While Supercars looks ahead to Gen2 and Gen3, its support categories are undergoing their own transformations, led by the new-look SuperUtes series. We take a snapshot of how the main support categories are faring in 2017 in issue #99.
Issue #99 is on sale now in stores with the digital edition available in the official V8X app (in the App Store and Google Play), online at DigitalEdition.V8XMagazine.com.au and in the Magzter app store.
CLICK HERE for more information on issue #99.
The Supercars-run SuperUtes series will replace the V8-powered Ford and Holden utes platform.
The production-based turbodiesel dual-cab vehicles feature a variety of control components, mirroring the technical direction of Supercars under the Car of the Future regulations.
Designed to tap into the popularity of dual-cab vehicles and the demise of the Falcon and Commodore V8 utes, it's hoped strong manufacturer interest will help Supercars market the category as its third-tier under Super2 in much the same way NASCAR does with its own trucks series.
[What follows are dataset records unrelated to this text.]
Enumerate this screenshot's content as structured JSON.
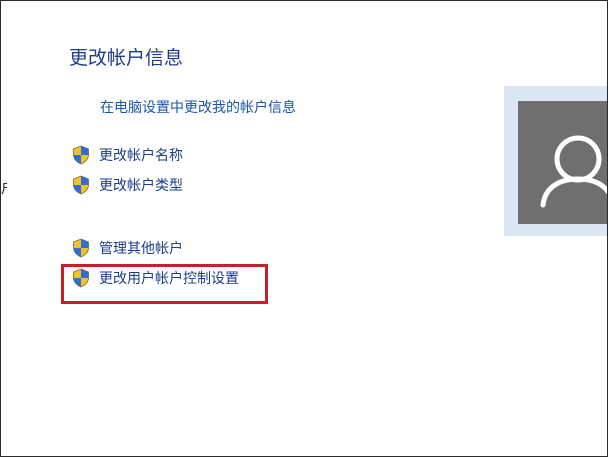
{
  "page": {
    "left_cut_text": "户",
    "title": "更改帐户信息",
    "pc_settings_link": "在电脑设置中更改我的帐户信息"
  },
  "tasks": [
    {
      "label": "更改帐户名称",
      "icon": "uac-shield-icon"
    },
    {
      "label": "更改帐户类型",
      "icon": "uac-shield-icon"
    },
    {
      "label": "管理其他帐户",
      "icon": "uac-shield-icon"
    },
    {
      "label": "更改用户帐户控制设置",
      "icon": "uac-shield-icon"
    }
  ],
  "highlight_color": "#c8202a",
  "avatar": {
    "icon": "user-avatar-icon",
    "bg": "#6f6f6f"
  }
}
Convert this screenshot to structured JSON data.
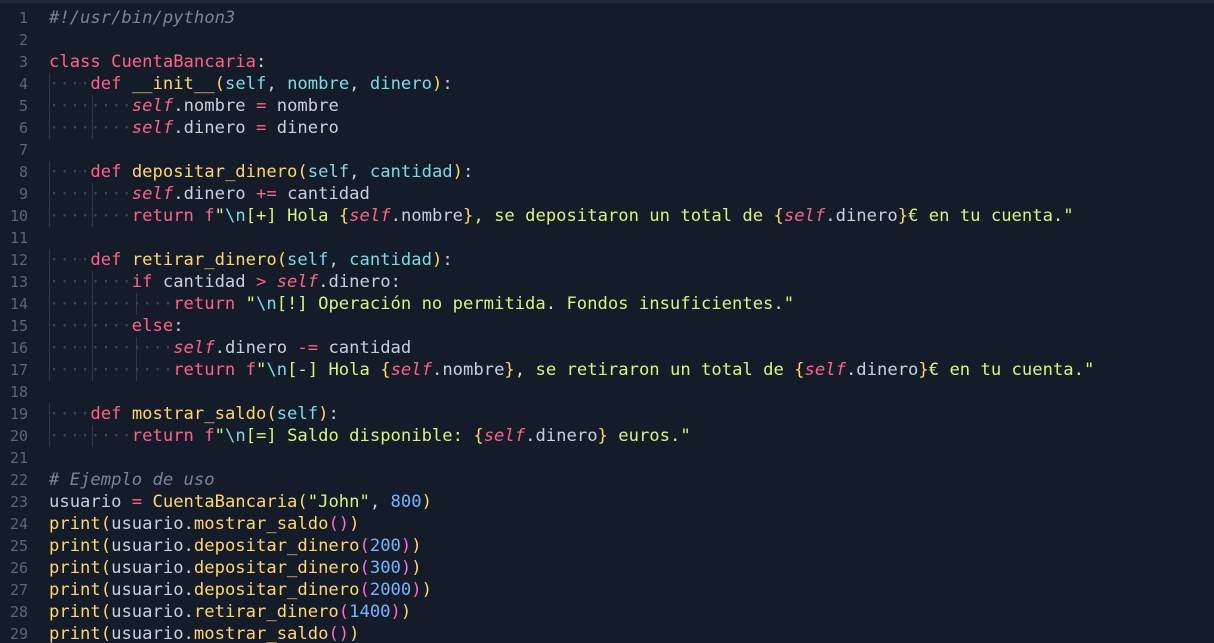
{
  "editor": {
    "language": "python",
    "colors": {
      "background": "#141b29",
      "keyword": "#ff6188",
      "function": "#ffd866",
      "parameter": "#78dce8",
      "string": "#d8f57a",
      "number": "#78b4ff",
      "comment": "#7a8499"
    },
    "lines": [
      {
        "n": "1",
        "indent": 0,
        "tokens": [
          [
            "com",
            "#!/usr/bin/python3"
          ]
        ]
      },
      {
        "n": "2",
        "indent": 0,
        "tokens": []
      },
      {
        "n": "3",
        "indent": 0,
        "tokens": [
          [
            "kw",
            "class"
          ],
          [
            "id",
            " "
          ],
          [
            "cls",
            "CuentaBancaria"
          ],
          [
            "pun",
            ":"
          ]
        ]
      },
      {
        "n": "4",
        "indent": 1,
        "tokens": [
          [
            "def",
            "def"
          ],
          [
            "id",
            " "
          ],
          [
            "fn",
            "__init__"
          ],
          [
            "par1",
            "("
          ],
          [
            "prm",
            "self"
          ],
          [
            "pun",
            ", "
          ],
          [
            "prm",
            "nombre"
          ],
          [
            "pun",
            ", "
          ],
          [
            "prm",
            "dinero"
          ],
          [
            "par1",
            ")"
          ],
          [
            "pun",
            ":"
          ]
        ]
      },
      {
        "n": "5",
        "indent": 2,
        "tokens": [
          [
            "self",
            "self"
          ],
          [
            "pun",
            "."
          ],
          [
            "id",
            "nombre"
          ],
          [
            "id",
            " "
          ],
          [
            "op",
            "="
          ],
          [
            "id",
            " nombre"
          ]
        ]
      },
      {
        "n": "6",
        "indent": 2,
        "tokens": [
          [
            "self",
            "self"
          ],
          [
            "pun",
            "."
          ],
          [
            "id",
            "dinero"
          ],
          [
            "id",
            " "
          ],
          [
            "op",
            "="
          ],
          [
            "id",
            " dinero"
          ]
        ]
      },
      {
        "n": "7",
        "indent": 0,
        "tokens": []
      },
      {
        "n": "8",
        "indent": 1,
        "tokens": [
          [
            "def",
            "def"
          ],
          [
            "id",
            " "
          ],
          [
            "fn",
            "depositar_dinero"
          ],
          [
            "par1",
            "("
          ],
          [
            "prm",
            "self"
          ],
          [
            "pun",
            ", "
          ],
          [
            "prm",
            "cantidad"
          ],
          [
            "par1",
            ")"
          ],
          [
            "pun",
            ":"
          ]
        ]
      },
      {
        "n": "9",
        "indent": 2,
        "tokens": [
          [
            "self",
            "self"
          ],
          [
            "pun",
            "."
          ],
          [
            "id",
            "dinero"
          ],
          [
            "id",
            " "
          ],
          [
            "op",
            "+="
          ],
          [
            "id",
            " cantidad"
          ]
        ]
      },
      {
        "n": "10",
        "indent": 2,
        "tokens": [
          [
            "kw",
            "return"
          ],
          [
            "id",
            " "
          ],
          [
            "op",
            "f"
          ],
          [
            "str",
            "\""
          ],
          [
            "esc",
            "\\n"
          ],
          [
            "str",
            "[+] Hola "
          ],
          [
            "fsp",
            "{"
          ],
          [
            "self",
            "self"
          ],
          [
            "pun",
            "."
          ],
          [
            "id",
            "nombre"
          ],
          [
            "fsp",
            "}"
          ],
          [
            "str",
            ", se depositaron un total de "
          ],
          [
            "fsp",
            "{"
          ],
          [
            "self",
            "self"
          ],
          [
            "pun",
            "."
          ],
          [
            "id",
            "dinero"
          ],
          [
            "fsp",
            "}"
          ],
          [
            "str",
            "€ en tu cuenta.\""
          ]
        ]
      },
      {
        "n": "11",
        "indent": 0,
        "tokens": []
      },
      {
        "n": "12",
        "indent": 1,
        "tokens": [
          [
            "def",
            "def"
          ],
          [
            "id",
            " "
          ],
          [
            "fn",
            "retirar_dinero"
          ],
          [
            "par1",
            "("
          ],
          [
            "prm",
            "self"
          ],
          [
            "pun",
            ", "
          ],
          [
            "prm",
            "cantidad"
          ],
          [
            "par1",
            ")"
          ],
          [
            "pun",
            ":"
          ]
        ]
      },
      {
        "n": "13",
        "indent": 2,
        "tokens": [
          [
            "kw",
            "if"
          ],
          [
            "id",
            " cantidad "
          ],
          [
            "op",
            ">"
          ],
          [
            "id",
            " "
          ],
          [
            "self",
            "self"
          ],
          [
            "pun",
            "."
          ],
          [
            "id",
            "dinero"
          ],
          [
            "pun",
            ":"
          ]
        ]
      },
      {
        "n": "14",
        "indent": 3,
        "tokens": [
          [
            "kw",
            "return"
          ],
          [
            "id",
            " "
          ],
          [
            "str",
            "\""
          ],
          [
            "esc",
            "\\n"
          ],
          [
            "str",
            "[!] Operación no permitida. Fondos insuficientes.\""
          ]
        ]
      },
      {
        "n": "15",
        "indent": 2,
        "tokens": [
          [
            "kw",
            "else"
          ],
          [
            "pun",
            ":"
          ]
        ]
      },
      {
        "n": "16",
        "indent": 3,
        "tokens": [
          [
            "self",
            "self"
          ],
          [
            "pun",
            "."
          ],
          [
            "id",
            "dinero"
          ],
          [
            "id",
            " "
          ],
          [
            "op",
            "-="
          ],
          [
            "id",
            " cantidad"
          ]
        ]
      },
      {
        "n": "17",
        "indent": 3,
        "tokens": [
          [
            "kw",
            "return"
          ],
          [
            "id",
            " "
          ],
          [
            "op",
            "f"
          ],
          [
            "str",
            "\""
          ],
          [
            "esc",
            "\\n"
          ],
          [
            "str",
            "[-] Hola "
          ],
          [
            "fsp",
            "{"
          ],
          [
            "self",
            "self"
          ],
          [
            "pun",
            "."
          ],
          [
            "id",
            "nombre"
          ],
          [
            "fsp",
            "}"
          ],
          [
            "str",
            ", se retiraron un total de "
          ],
          [
            "fsp",
            "{"
          ],
          [
            "self",
            "self"
          ],
          [
            "pun",
            "."
          ],
          [
            "id",
            "dinero"
          ],
          [
            "fsp",
            "}"
          ],
          [
            "str",
            "€ en tu cuenta.\""
          ]
        ]
      },
      {
        "n": "18",
        "indent": 0,
        "tokens": []
      },
      {
        "n": "19",
        "indent": 1,
        "tokens": [
          [
            "def",
            "def"
          ],
          [
            "id",
            " "
          ],
          [
            "fn",
            "mostrar_saldo"
          ],
          [
            "par1",
            "("
          ],
          [
            "prm",
            "self"
          ],
          [
            "par1",
            ")"
          ],
          [
            "pun",
            ":"
          ]
        ]
      },
      {
        "n": "20",
        "indent": 2,
        "tokens": [
          [
            "kw",
            "return"
          ],
          [
            "id",
            " "
          ],
          [
            "op",
            "f"
          ],
          [
            "str",
            "\""
          ],
          [
            "esc",
            "\\n"
          ],
          [
            "str",
            "[=] Saldo disponible: "
          ],
          [
            "fsp",
            "{"
          ],
          [
            "self",
            "self"
          ],
          [
            "pun",
            "."
          ],
          [
            "id",
            "dinero"
          ],
          [
            "fsp",
            "}"
          ],
          [
            "str",
            " euros.\""
          ]
        ]
      },
      {
        "n": "21",
        "indent": 0,
        "tokens": []
      },
      {
        "n": "22",
        "indent": 0,
        "tokens": [
          [
            "com",
            "# Ejemplo de uso"
          ]
        ]
      },
      {
        "n": "23",
        "indent": 0,
        "tokens": [
          [
            "id",
            "usuario "
          ],
          [
            "op",
            "="
          ],
          [
            "id",
            " "
          ],
          [
            "fn",
            "CuentaBancaria"
          ],
          [
            "par1",
            "("
          ],
          [
            "str",
            "\"John\""
          ],
          [
            "pun",
            ", "
          ],
          [
            "num",
            "800"
          ],
          [
            "par1",
            ")"
          ]
        ]
      },
      {
        "n": "24",
        "indent": 0,
        "tokens": [
          [
            "fn",
            "print"
          ],
          [
            "par1",
            "("
          ],
          [
            "id",
            "usuario"
          ],
          [
            "pun",
            "."
          ],
          [
            "fn",
            "mostrar_saldo"
          ],
          [
            "par2",
            "()"
          ],
          [
            "par1",
            ")"
          ]
        ]
      },
      {
        "n": "25",
        "indent": 0,
        "tokens": [
          [
            "fn",
            "print"
          ],
          [
            "par1",
            "("
          ],
          [
            "id",
            "usuario"
          ],
          [
            "pun",
            "."
          ],
          [
            "fn",
            "depositar_dinero"
          ],
          [
            "par2",
            "("
          ],
          [
            "num",
            "200"
          ],
          [
            "par2",
            ")"
          ],
          [
            "par1",
            ")"
          ]
        ]
      },
      {
        "n": "26",
        "indent": 0,
        "tokens": [
          [
            "fn",
            "print"
          ],
          [
            "par1",
            "("
          ],
          [
            "id",
            "usuario"
          ],
          [
            "pun",
            "."
          ],
          [
            "fn",
            "depositar_dinero"
          ],
          [
            "par2",
            "("
          ],
          [
            "num",
            "300"
          ],
          [
            "par2",
            ")"
          ],
          [
            "par1",
            ")"
          ]
        ]
      },
      {
        "n": "27",
        "indent": 0,
        "tokens": [
          [
            "fn",
            "print"
          ],
          [
            "par1",
            "("
          ],
          [
            "id",
            "usuario"
          ],
          [
            "pun",
            "."
          ],
          [
            "fn",
            "depositar_dinero"
          ],
          [
            "par2",
            "("
          ],
          [
            "num",
            "2000"
          ],
          [
            "par2",
            ")"
          ],
          [
            "par1",
            ")"
          ]
        ]
      },
      {
        "n": "28",
        "indent": 0,
        "tokens": [
          [
            "fn",
            "print"
          ],
          [
            "par1",
            "("
          ],
          [
            "id",
            "usuario"
          ],
          [
            "pun",
            "."
          ],
          [
            "fn",
            "retirar_dinero"
          ],
          [
            "par2",
            "("
          ],
          [
            "num",
            "1400"
          ],
          [
            "par2",
            ")"
          ],
          [
            "par1",
            ")"
          ]
        ]
      },
      {
        "n": "29",
        "indent": 0,
        "tokens": [
          [
            "fn",
            "print"
          ],
          [
            "par1",
            "("
          ],
          [
            "id",
            "usuario"
          ],
          [
            "pun",
            "."
          ],
          [
            "fn",
            "mostrar_saldo"
          ],
          [
            "par2",
            "()"
          ],
          [
            "par1",
            ")"
          ]
        ]
      }
    ]
  }
}
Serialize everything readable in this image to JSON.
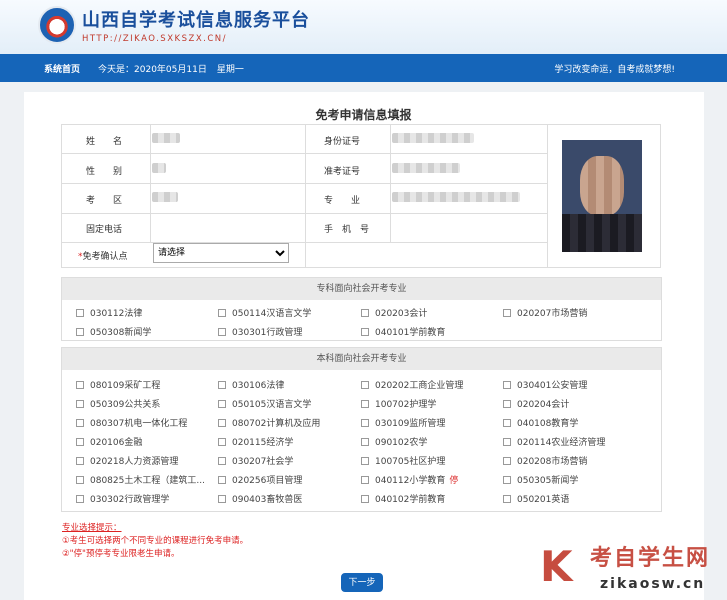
{
  "header": {
    "site_title": "山西自学考试信息服务平台",
    "site_url": "HTTP://ZIKAO.SXKSZX.CN/"
  },
  "nav": {
    "home": "系统首页",
    "date": "今天是：2020年05月11日",
    "weekday": "星期一",
    "slogan": "学习改变命运，自考成就梦想!"
  },
  "form": {
    "title": "免考申请信息填报",
    "labels": {
      "name": "姓　　名",
      "id_number": "身份证号",
      "gender": "性　　别",
      "exam_number": "准考证号",
      "district": "考　　区",
      "major": "专　　业",
      "phone": "固定电话",
      "mobile": "手　机　号",
      "confirm_point": "免考确认点"
    },
    "required_mark": "*",
    "confirm_select_value": "请选择"
  },
  "junior_section": {
    "title": "专科面向社会开考专业",
    "items": [
      "030112法律",
      "050114汉语言文学",
      "020203会计",
      "020207市场营销",
      "050308新闻学",
      "030301行政管理",
      "040101学前教育"
    ]
  },
  "bachelor_section": {
    "title": "本科面向社会开考专业",
    "items": [
      "080109采矿工程",
      "030106法律",
      "020202工商企业管理",
      "030401公安管理",
      "050309公共关系",
      "050105汉语言文学",
      "100702护理学",
      "020204会计",
      "080307机电一体化工程",
      "080702计算机及应用",
      "030109监所管理",
      "040108教育学",
      "020106金融",
      "020115经济学",
      "090102农学",
      "020114农业经济管理",
      "020218人力资源管理",
      "030207社会学",
      "100705社区护理",
      "020208市场营销",
      "080825土木工程（建筑工...",
      "020256项目管理",
      "040112小学教育",
      "050305新闻学",
      "030302行政管理学",
      "090403畜牧兽医",
      "040102学前教育",
      "050201英语"
    ],
    "stop_label": "停"
  },
  "tips": {
    "heading": "专业选择提示：",
    "line1": "①考生可选择两个不同专业的课程进行免考申请。",
    "line2": "②\"停\"预停考专业限老生申请。"
  },
  "next_button": "下一步",
  "watermark": {
    "letter": "K",
    "title": "考自学生网",
    "url": "zikaosw.cn"
  },
  "colors": {
    "nav_blue": "#1565b9",
    "brand_blue": "#1a4f9c",
    "warning_red": "#d22"
  }
}
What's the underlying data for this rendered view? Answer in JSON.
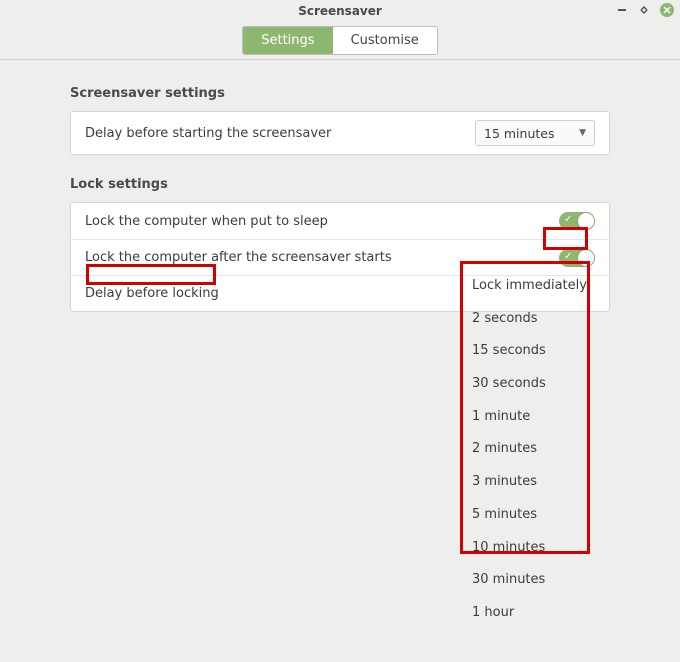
{
  "window": {
    "title": "Screensaver"
  },
  "tabs": {
    "settings": "Settings",
    "customise": "Customise"
  },
  "screensaver_section": {
    "heading": "Screensaver settings",
    "delay_label": "Delay before starting the screensaver",
    "delay_value": "15 minutes"
  },
  "lock_section": {
    "heading": "Lock settings",
    "lock_sleep_label": "Lock the computer when put to sleep",
    "lock_sleep_on": true,
    "lock_after_ss_label": "Lock the computer after the screensaver starts",
    "lock_after_ss_on": true,
    "delay_before_locking_label": "Delay before locking",
    "delay_options": [
      "Lock immediately",
      "2 seconds",
      "15 seconds",
      "30 seconds",
      "1 minute",
      "2 minutes",
      "3 minutes",
      "5 minutes",
      "10 minutes",
      "30 minutes",
      "1 hour"
    ]
  },
  "colors": {
    "accent": "#8db670",
    "annotation_border": "#d40000"
  }
}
The rebranding of the Development Series into Super2 in 2017 is an attempt to confirm the second-tier category as the main pathway into Supercars.
This has only been helped by Super2 teams being allowed (and encouraged) to enter as a wildcard in the main game, with Bathurst becoming non-championship for Super2 so its teams can enter the 1000. And with the more and more current-spec Supercars filtering into Super2, the demand for drives has increased because prospective main-game drivers know how relevant the series is to impressing team bosses.
Indeed, it now seems the norm for drivers to get into the Super2 series as quickly as possible from karting, given the uncertainty around the open-wheel categories in Australia.
Other categories profiled include the Australian GT Championship, Porsche Carrera Cup, Touring Car Masters, Aussie Racing Cars, Toyota 86, Improved Production, Formula 3, Formula 4, Formula Ford and Super Trucks.
CLICK HERE to purchase issue #99 to read the full feature.